> [PROVIDED RECORDS]

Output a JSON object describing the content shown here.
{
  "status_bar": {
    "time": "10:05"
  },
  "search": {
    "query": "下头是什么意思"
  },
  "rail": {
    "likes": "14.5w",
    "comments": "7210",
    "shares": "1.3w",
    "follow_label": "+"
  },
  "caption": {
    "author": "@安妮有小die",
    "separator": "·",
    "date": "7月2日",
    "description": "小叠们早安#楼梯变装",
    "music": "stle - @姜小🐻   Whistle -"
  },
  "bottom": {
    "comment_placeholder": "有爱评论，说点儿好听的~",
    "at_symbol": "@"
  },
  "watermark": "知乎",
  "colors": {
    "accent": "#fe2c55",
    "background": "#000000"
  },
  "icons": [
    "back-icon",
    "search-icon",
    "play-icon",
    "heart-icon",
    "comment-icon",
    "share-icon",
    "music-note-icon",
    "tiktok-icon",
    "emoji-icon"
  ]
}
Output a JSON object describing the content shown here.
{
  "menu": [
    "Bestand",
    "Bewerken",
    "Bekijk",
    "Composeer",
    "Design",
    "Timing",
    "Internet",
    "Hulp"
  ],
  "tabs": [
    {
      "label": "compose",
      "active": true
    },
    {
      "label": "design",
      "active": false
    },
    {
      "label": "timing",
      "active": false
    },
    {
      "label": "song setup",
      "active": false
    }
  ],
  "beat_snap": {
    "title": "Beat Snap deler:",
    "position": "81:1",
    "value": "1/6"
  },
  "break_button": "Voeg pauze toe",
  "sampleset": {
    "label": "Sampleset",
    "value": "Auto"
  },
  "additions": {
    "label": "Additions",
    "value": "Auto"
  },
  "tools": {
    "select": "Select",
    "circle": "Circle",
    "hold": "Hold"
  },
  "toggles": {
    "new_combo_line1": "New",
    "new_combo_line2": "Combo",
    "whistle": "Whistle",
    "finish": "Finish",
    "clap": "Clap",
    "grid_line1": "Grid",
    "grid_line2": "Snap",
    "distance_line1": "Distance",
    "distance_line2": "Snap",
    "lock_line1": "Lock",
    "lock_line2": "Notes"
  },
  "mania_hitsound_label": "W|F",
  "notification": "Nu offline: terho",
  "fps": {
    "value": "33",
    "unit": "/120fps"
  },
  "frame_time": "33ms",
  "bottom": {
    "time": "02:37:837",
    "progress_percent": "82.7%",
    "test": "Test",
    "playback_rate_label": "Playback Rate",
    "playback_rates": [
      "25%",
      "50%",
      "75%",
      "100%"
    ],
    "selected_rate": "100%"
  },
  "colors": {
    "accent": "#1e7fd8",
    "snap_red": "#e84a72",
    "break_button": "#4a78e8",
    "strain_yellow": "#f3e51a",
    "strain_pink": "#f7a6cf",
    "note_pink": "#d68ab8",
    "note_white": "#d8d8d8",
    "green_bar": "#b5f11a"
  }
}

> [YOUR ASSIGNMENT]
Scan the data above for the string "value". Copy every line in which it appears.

> [WRITTEN ANSWER]
    "value": "1/6"
    "value": "Auto"
    "value": "Auto"
    "value": "33",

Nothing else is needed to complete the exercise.